<<<<
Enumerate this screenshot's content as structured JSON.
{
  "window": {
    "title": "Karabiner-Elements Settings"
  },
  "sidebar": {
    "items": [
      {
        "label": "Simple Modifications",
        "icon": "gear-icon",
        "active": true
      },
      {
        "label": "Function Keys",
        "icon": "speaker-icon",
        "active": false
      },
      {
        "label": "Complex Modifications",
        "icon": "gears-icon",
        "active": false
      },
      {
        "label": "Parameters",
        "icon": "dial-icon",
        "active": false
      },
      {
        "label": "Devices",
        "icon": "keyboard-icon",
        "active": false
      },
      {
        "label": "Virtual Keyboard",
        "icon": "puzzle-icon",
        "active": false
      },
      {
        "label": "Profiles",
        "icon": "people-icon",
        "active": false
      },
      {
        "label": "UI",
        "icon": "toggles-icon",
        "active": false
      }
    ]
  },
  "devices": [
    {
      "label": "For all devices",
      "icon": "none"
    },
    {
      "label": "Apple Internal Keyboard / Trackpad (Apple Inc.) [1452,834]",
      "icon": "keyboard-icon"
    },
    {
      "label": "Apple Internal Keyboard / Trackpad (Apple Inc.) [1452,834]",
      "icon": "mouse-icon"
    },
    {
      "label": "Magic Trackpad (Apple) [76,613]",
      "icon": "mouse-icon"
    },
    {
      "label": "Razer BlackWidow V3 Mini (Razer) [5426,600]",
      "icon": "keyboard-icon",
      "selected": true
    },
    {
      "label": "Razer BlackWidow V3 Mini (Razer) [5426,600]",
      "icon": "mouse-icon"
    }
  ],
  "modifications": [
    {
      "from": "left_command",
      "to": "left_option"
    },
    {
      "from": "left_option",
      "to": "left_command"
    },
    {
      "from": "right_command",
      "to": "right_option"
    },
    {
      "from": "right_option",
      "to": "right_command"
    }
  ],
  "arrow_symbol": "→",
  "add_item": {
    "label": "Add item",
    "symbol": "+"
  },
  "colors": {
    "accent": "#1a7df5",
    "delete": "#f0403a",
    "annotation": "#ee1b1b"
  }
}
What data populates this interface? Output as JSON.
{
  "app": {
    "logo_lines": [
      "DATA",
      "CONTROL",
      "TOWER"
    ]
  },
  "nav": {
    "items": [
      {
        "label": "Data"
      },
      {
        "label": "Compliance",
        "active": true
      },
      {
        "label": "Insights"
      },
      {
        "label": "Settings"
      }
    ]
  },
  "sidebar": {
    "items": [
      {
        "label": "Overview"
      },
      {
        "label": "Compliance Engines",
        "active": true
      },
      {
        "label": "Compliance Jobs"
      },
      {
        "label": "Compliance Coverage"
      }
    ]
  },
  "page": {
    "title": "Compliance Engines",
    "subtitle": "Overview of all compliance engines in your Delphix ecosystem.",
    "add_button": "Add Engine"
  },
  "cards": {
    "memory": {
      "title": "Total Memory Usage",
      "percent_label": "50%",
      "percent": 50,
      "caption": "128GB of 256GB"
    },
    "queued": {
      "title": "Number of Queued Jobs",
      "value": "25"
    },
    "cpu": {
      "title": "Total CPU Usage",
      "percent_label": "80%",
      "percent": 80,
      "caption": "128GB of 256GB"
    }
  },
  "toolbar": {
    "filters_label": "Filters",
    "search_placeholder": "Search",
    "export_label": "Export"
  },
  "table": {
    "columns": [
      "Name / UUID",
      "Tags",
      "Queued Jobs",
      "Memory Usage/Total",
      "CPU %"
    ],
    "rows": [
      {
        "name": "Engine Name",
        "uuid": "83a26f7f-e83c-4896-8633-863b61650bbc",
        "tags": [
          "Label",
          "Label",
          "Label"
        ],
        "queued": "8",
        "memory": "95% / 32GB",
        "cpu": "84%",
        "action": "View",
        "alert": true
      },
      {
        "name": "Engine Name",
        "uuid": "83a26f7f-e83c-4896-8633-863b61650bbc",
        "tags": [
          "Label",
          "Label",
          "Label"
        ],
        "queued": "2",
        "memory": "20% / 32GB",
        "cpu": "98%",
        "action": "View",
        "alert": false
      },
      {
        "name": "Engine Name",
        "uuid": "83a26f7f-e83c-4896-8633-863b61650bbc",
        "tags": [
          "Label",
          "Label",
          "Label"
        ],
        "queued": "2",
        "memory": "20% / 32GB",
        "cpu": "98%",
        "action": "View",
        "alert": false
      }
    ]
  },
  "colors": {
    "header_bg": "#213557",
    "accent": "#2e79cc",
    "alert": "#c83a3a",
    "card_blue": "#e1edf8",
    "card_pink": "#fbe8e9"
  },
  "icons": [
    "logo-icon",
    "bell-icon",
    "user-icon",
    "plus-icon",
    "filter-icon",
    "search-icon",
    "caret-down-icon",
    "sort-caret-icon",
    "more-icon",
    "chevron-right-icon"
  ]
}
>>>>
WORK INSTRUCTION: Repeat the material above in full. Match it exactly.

THE ANSWER:
Enumerate this screenshot's content as structured JSON.
{
  "window": {
    "title": "Karabiner-Elements Settings"
  },
  "sidebar": {
    "items": [
      {
        "label": "Simple Modifications",
        "icon": "gear-icon",
        "active": true
      },
      {
        "label": "Function Keys",
        "icon": "speaker-icon",
        "active": false
      },
      {
        "label": "Complex Modifications",
        "icon": "gears-icon",
        "active": false
      },
      {
        "label": "Parameters",
        "icon": "dial-icon",
        "active": false
      },
      {
        "label": "Devices",
        "icon": "keyboard-icon",
        "active": false
      },
      {
        "label": "Virtual Keyboard",
        "icon": "puzzle-icon",
        "active": false
      },
      {
        "label": "Profiles",
        "icon": "people-icon",
        "active": false
      },
      {
        "label": "UI",
        "icon": "toggles-icon",
        "active": false
      }
    ]
  },
  "devices": [
    {
      "label": "For all devices",
      "icon": "none"
    },
    {
      "label": "Apple Internal Keyboard / Trackpad (Apple Inc.) [1452,834]",
      "icon": "keyboard-icon"
    },
    {
      "label": "Apple Internal Keyboard / Trackpad (Apple Inc.) [1452,834]",
      "icon": "mouse-icon"
    },
    {
      "label": "Magic Trackpad (Apple) [76,613]",
      "icon": "mouse-icon"
    },
    {
      "label": "Razer BlackWidow V3 Mini (Razer) [5426,600]",
      "icon": "keyboard-icon",
      "selected": true
    },
    {
      "label": "Razer BlackWidow V3 Mini (Razer) [5426,600]",
      "icon": "mouse-icon"
    }
  ],
  "modifications": [
    {
      "from": "left_command",
      "to": "left_option"
    },
    {
      "from": "left_option",
      "to": "left_command"
    },
    {
      "from": "right_command",
      "to": "right_option"
    },
    {
      "from": "right_option",
      "to": "right_command"
    }
  ],
  "arrow_symbol": "→",
  "add_item": {
    "label": "Add item",
    "symbol": "+"
  },
  "colors": {
    "accent": "#1a7df5",
    "delete": "#f0403a",
    "annotation": "#ee1b1b"
  }
}
What data populates this interface? Output as JSON.
{
  "app": {
    "logo_lines": [
      "DATA",
      "CONTROL",
      "TOWER"
    ]
  },
  "nav": {
    "items": [
      {
        "label": "Data"
      },
      {
        "label": "Compliance",
        "active": true
      },
      {
        "label": "Insights"
      },
      {
        "label": "Settings"
      }
    ]
  },
  "sidebar": {
    "items": [
      {
        "label": "Overview"
      },
      {
        "label": "Compliance Engines",
        "active": true
      },
      {
        "label": "Compliance Jobs"
      },
      {
        "label": "Compliance Coverage"
      }
    ]
  },
  "page": {
    "title": "Compliance Engines",
    "subtitle": "Overview of all compliance engines in your Delphix ecosystem.",
    "add_button": "Add Engine"
  },
  "cards": {
    "memory": {
      "title": "Total Memory Usage",
      "percent_label": "50%",
      "percent": 50,
      "caption": "128GB of 256GB"
    },
    "queued": {
      "title": "Number of Queued Jobs",
      "value": "25"
    },
    "cpu": {
      "title": "Total CPU Usage",
      "percent_label": "80%",
      "percent": 80,
      "caption": "128GB of 256GB"
    }
  },
  "toolbar": {
    "filters_label": "Filters",
    "search_placeholder": "Search",
    "export_label": "Export"
  },
  "table": {
    "columns": [
      "Name / UUID",
      "Tags",
      "Queued Jobs",
      "Memory Usage/Total",
      "CPU %"
    ],
    "rows": [
      {
        "name": "Engine Name",
        "uuid": "83a26f7f-e83c-4896-8633-863b61650bbc",
        "tags": [
          "Label",
          "Label",
          "Label"
        ],
        "queued": "8",
        "memory": "95% / 32GB",
        "cpu": "84%",
        "action": "View",
        "alert": true
      },
      {
        "name": "Engine Name",
        "uuid": "83a26f7f-e83c-4896-8633-863b61650bbc",
        "tags": [
          "Label",
          "Label",
          "Label"
        ],
        "queued": "2",
        "memory": "20% / 32GB",
        "cpu": "98%",
        "action": "View",
        "alert": false
      },
      {
        "name": "Engine Name",
        "uuid": "83a26f7f-e83c-4896-8633-863b61650bbc",
        "tags": [
          "Label",
          "Label",
          "Label"
        ],
        "queued": "2",
        "memory": "20% / 32GB",
        "cpu": "98%",
        "action": "View",
        "alert": false
      }
    ]
  },
  "colors": {
    "header_bg": "#213557",
    "accent": "#2e79cc",
    "alert": "#c83a3a",
    "card_blue": "#e1edf8",
    "card_pink": "#fbe8e9"
  },
  "icons": [
    "logo-icon",
    "bell-icon",
    "user-icon",
    "plus-icon",
    "filter-icon",
    "search-icon",
    "caret-down-icon",
    "sort-caret-icon",
    "more-icon",
    "chevron-right-icon"
  ]
}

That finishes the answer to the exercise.